- _YOUR GOAL_:
"this" is the word to look for; copy each line of the listing where it occurs.

[SOURCE INFORMATION Boundary: Start]

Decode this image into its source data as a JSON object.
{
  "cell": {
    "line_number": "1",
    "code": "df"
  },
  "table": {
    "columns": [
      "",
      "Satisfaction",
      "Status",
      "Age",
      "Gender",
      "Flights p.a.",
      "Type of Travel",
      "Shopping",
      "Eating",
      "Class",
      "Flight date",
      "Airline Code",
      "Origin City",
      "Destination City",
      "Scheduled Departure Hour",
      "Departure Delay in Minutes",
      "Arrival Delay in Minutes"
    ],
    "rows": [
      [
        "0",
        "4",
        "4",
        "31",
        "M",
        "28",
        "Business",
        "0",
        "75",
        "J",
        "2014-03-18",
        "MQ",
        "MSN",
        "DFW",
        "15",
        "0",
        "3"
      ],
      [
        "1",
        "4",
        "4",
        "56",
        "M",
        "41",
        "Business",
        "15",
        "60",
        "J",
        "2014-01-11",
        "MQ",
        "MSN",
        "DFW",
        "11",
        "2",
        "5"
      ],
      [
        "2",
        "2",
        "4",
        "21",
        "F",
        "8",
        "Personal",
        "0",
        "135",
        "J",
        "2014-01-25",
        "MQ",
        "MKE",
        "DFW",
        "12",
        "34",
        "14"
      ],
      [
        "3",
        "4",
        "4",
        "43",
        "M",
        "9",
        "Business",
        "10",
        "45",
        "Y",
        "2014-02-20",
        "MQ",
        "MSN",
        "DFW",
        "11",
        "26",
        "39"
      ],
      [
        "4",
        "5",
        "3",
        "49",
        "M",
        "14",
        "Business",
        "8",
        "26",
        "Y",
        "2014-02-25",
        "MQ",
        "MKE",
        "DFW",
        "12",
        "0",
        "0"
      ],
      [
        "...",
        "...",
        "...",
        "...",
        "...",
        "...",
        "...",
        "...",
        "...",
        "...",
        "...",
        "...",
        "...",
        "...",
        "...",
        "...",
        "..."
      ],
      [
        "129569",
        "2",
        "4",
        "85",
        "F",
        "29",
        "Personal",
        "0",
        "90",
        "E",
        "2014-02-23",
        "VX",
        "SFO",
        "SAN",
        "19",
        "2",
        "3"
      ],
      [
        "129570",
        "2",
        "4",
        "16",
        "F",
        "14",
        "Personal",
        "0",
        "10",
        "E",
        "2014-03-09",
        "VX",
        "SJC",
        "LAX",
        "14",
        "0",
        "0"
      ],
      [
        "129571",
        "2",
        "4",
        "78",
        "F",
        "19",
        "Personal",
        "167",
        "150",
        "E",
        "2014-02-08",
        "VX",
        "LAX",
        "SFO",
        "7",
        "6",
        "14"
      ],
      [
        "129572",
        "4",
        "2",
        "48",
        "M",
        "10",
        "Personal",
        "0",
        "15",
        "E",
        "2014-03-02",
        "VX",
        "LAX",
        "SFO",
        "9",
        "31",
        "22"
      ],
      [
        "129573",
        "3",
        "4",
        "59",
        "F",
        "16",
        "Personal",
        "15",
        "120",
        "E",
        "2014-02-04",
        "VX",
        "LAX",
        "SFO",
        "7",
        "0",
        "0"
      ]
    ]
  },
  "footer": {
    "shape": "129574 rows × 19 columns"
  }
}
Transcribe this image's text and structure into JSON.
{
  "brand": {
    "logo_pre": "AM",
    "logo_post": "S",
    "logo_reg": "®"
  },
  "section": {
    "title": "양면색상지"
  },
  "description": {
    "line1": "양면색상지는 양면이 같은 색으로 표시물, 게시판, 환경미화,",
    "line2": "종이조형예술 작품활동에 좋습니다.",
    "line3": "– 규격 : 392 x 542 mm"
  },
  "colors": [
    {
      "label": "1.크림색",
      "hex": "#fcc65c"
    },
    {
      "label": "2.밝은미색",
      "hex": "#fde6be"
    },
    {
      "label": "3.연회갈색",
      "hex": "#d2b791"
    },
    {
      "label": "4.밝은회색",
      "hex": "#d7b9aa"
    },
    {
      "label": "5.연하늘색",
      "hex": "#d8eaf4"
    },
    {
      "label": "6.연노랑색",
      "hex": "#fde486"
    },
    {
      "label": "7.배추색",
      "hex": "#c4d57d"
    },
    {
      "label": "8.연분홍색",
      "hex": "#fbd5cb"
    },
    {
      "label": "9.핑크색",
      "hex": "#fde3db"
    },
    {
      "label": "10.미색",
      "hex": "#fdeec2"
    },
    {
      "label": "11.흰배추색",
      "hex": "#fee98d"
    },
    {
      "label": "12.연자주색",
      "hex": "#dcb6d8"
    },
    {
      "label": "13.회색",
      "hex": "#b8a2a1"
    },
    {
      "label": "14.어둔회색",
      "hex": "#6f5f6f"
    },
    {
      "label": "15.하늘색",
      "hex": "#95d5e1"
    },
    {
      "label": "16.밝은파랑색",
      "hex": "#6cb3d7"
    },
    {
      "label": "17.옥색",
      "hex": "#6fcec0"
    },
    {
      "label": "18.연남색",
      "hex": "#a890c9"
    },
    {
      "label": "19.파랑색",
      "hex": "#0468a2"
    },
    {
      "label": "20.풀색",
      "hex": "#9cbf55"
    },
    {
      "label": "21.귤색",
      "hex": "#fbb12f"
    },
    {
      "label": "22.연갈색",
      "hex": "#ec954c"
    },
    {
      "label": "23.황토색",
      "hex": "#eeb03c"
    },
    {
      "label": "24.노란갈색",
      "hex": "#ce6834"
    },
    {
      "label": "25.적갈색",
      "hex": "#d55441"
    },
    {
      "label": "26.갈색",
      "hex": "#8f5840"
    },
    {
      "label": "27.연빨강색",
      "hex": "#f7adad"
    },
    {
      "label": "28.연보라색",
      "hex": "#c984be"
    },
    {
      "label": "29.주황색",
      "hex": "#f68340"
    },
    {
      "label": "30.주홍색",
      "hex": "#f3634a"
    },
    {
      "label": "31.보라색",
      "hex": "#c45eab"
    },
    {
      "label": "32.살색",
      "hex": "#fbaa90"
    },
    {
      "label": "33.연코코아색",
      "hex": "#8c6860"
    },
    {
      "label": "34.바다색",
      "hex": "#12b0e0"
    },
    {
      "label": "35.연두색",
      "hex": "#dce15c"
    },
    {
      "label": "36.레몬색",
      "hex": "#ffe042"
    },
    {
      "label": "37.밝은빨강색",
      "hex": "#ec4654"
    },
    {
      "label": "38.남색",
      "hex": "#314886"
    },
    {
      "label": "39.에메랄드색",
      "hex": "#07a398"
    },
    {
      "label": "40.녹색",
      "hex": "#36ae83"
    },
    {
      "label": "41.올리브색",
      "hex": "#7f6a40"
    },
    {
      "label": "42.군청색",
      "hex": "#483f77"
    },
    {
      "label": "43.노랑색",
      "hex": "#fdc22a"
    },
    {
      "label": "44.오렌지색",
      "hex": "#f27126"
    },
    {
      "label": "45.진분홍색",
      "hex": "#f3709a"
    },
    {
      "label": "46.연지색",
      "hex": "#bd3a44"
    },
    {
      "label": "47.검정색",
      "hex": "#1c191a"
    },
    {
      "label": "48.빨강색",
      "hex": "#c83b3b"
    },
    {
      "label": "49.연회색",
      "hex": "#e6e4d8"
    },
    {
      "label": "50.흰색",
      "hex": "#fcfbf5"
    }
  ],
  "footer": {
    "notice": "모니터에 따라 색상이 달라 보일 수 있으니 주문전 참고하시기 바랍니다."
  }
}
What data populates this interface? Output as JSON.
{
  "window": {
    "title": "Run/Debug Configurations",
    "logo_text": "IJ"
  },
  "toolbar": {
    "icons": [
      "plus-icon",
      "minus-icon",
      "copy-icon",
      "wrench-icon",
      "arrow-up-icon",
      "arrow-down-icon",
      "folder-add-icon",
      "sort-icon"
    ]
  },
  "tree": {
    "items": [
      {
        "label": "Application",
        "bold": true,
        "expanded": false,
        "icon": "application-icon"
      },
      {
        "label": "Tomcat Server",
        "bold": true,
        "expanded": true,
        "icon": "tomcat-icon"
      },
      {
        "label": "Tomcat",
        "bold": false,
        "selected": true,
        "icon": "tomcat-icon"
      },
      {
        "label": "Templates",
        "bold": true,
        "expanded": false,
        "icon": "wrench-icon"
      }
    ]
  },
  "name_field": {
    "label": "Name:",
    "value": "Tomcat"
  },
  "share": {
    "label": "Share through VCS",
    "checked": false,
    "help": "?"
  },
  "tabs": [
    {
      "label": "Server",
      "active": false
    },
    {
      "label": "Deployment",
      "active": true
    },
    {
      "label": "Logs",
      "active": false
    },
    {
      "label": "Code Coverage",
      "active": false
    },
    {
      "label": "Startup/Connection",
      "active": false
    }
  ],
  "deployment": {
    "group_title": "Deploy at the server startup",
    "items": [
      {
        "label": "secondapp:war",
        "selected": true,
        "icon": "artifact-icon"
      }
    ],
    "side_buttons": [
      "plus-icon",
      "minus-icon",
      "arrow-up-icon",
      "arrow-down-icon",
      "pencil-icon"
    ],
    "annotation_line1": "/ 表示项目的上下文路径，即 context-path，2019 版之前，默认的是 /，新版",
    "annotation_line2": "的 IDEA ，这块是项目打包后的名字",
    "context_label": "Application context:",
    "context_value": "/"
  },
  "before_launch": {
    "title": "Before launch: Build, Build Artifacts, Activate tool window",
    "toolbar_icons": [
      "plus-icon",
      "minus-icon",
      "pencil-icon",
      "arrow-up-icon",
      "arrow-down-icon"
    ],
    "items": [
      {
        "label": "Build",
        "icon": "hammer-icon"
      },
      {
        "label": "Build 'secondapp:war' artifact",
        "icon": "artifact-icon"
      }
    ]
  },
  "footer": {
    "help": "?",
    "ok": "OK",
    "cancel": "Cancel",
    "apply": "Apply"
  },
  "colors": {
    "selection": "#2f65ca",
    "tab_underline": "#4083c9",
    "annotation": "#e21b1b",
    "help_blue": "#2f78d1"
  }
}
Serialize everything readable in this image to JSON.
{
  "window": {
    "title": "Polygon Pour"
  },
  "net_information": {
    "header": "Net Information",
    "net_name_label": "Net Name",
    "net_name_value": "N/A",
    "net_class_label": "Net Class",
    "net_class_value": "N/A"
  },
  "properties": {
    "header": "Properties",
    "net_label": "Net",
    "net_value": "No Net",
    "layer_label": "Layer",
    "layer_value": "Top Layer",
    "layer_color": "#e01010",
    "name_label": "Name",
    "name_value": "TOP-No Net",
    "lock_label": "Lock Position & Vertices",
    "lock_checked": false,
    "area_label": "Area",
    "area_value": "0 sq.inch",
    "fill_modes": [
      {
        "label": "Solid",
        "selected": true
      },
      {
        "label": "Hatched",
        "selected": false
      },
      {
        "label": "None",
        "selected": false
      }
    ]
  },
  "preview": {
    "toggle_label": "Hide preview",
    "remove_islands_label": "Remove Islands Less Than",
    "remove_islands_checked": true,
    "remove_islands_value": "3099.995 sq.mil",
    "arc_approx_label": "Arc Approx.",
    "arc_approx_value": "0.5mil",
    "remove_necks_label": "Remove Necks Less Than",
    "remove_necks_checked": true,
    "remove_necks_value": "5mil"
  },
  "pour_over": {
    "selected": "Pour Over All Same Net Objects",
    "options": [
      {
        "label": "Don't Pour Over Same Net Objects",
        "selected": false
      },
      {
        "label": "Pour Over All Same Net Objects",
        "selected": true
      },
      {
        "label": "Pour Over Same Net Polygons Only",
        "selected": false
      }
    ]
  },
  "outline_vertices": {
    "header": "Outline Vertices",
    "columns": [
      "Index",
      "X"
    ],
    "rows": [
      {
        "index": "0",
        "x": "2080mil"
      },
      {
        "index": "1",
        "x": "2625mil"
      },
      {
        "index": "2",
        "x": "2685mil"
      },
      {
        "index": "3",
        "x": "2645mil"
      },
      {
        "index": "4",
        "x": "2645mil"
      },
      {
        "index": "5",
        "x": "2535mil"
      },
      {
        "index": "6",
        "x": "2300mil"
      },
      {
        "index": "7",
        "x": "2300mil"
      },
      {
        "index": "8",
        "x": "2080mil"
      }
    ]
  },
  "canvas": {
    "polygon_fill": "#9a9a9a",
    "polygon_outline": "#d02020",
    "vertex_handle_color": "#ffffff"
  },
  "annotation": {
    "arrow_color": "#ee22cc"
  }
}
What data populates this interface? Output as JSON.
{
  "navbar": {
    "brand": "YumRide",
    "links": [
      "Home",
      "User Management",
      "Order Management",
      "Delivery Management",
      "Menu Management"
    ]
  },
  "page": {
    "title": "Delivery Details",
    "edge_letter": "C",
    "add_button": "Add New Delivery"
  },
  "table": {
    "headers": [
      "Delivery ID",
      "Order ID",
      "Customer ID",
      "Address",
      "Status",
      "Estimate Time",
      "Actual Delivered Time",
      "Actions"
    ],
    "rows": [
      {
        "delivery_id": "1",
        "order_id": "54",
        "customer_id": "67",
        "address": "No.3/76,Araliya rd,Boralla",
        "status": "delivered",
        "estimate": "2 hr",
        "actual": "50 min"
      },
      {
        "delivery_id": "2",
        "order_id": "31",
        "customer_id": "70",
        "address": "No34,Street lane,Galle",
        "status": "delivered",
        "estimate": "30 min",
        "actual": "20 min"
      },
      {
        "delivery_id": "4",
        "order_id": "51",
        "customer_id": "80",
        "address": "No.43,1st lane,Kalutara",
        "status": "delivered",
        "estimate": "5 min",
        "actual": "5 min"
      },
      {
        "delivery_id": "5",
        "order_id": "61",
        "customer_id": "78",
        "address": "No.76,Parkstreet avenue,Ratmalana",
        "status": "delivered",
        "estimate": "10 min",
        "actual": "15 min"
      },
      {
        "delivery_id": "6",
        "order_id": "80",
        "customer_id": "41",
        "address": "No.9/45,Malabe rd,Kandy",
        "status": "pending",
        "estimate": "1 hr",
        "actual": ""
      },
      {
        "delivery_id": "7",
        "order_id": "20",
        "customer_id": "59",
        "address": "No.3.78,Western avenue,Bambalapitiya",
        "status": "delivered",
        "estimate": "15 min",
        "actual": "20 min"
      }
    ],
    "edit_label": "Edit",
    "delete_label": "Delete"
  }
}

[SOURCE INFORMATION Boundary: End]

- _RESPONSE_:
Decode this image into its source data as a JSON object.
Transcribe this image's text and structure into JSON.
What data populates this interface? Output as JSON.
Serialize everything readable in this image to JSON.
What data populates this interface? Output as JSON.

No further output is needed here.